Primary productivity levels and ecosystem services in wetlands are depressed by stagnant conditions, and long flood durations increase stresses caused by anaerobic root zones (Mitsch and Gosselink 2015 146-148). Nutrient cycling and availability are additionally affected significantly by hydrology. Nutrient inflows and outflows are the result of water flows, which allow the ecosystem to continue supporting a diverse array of life. Both productivity and decomposition are slowed in stagnant water, which also slows nutrient cycling (Mitsch and Gosselink 2015, 153). The lack of water flow will ultimately result in a buildup of sediment, which over time will fill in the wetland and alter the ecosystem to be a terrestrial forest. All of these actions will result in the loss of the wetland that the Army Corps was attempting to protect and draw recreation to.

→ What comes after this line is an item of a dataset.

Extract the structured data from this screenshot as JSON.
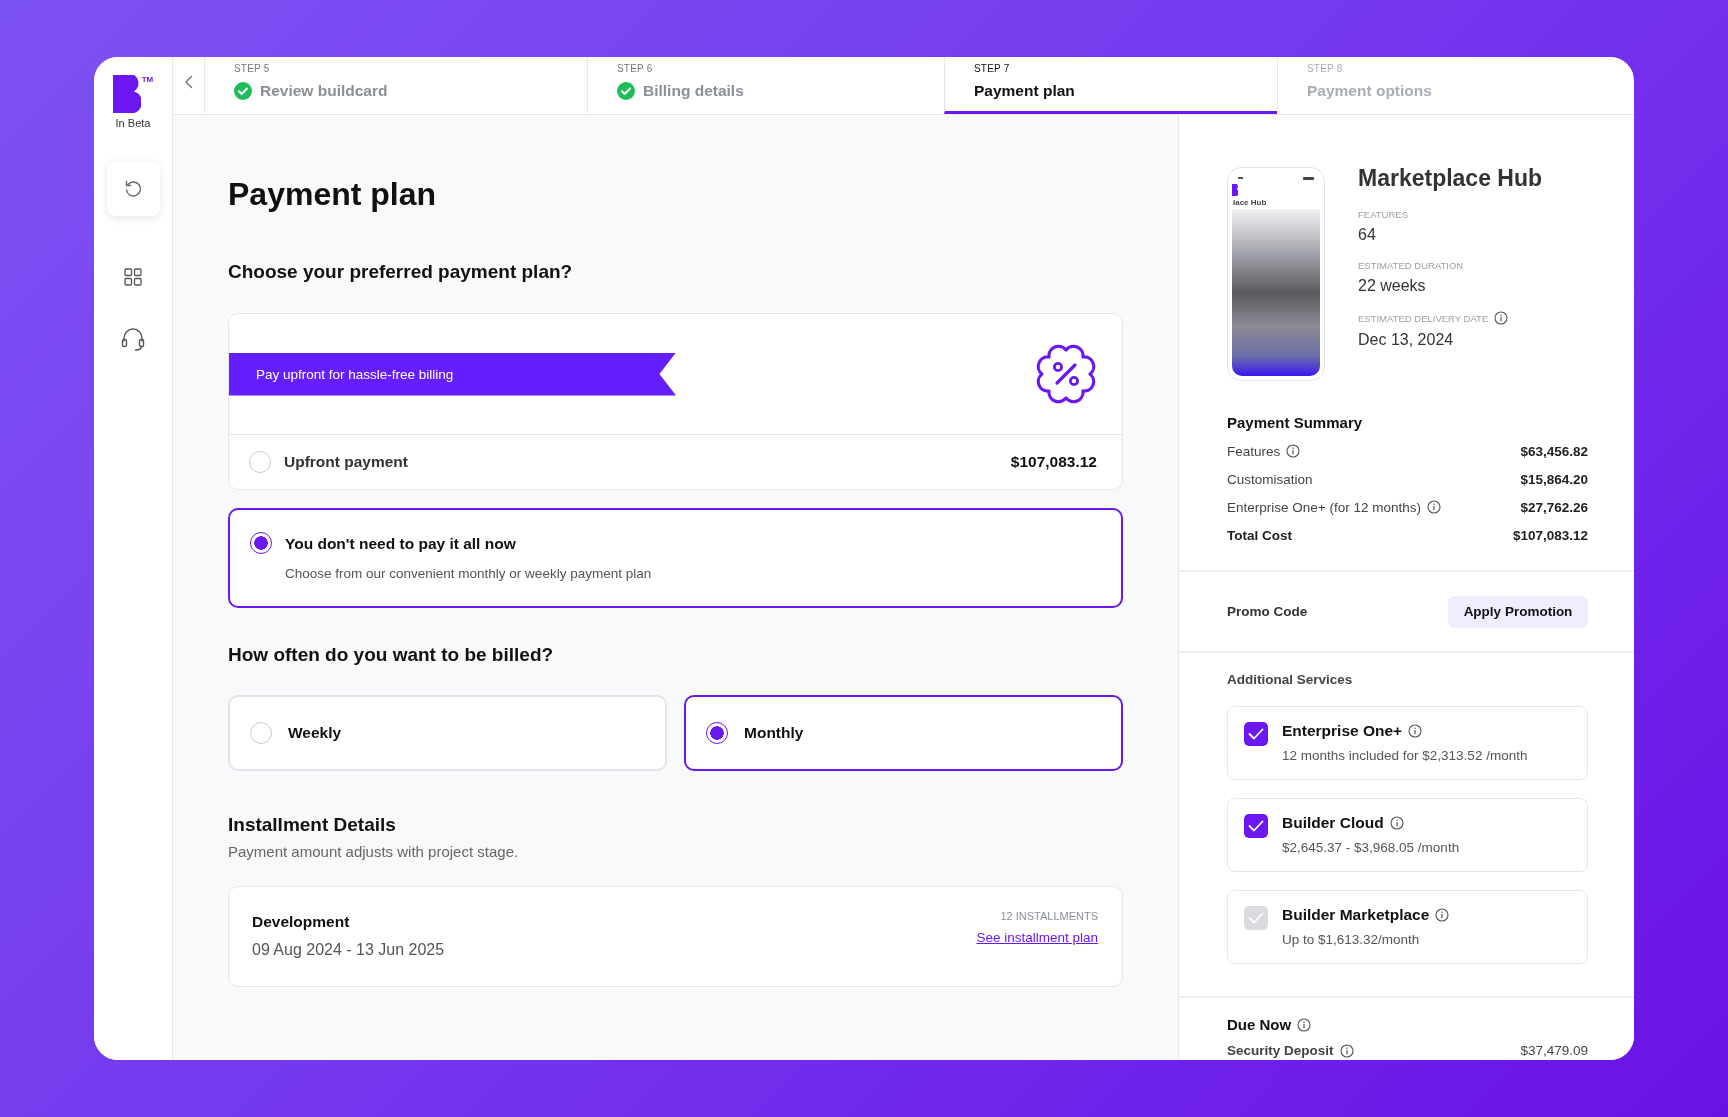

Mitsch, William J., and James G. Gosselink. 2015. Wetlands. John Wiley & Sons, Inc.

Flanagan, Kathryn. 2021. “Geology and Wetlands.” Wetland Ecology and Management. Lecture, June 21.

US Fish and Wildlife Service. 1999. “Multi-Species Recovery Plan for South Florida: Mangroves.” Updated May 3, 2019.

My Comment:

Hi Megan (Question 2),

Mangrove wetlands are definitely crucial to protecting the offshore coral reefs from sedimentation.

I found a video showing how mangrove roots provide a nursery for certain types of fish in Mexico. Drones are used to estimate the area and volume of the remaining mangrove forests, as well as the quantity and type of animals living there. With that information, scientists can create conservation priorities to protect biodiversity.

Here is the video:

Another video describes the benefits of mangroves and a strategy to protect them through a case study in Gazi Bay, Kenya. Its mangrove forest stores 1,500 tons of carbon/hectare.

Here it is: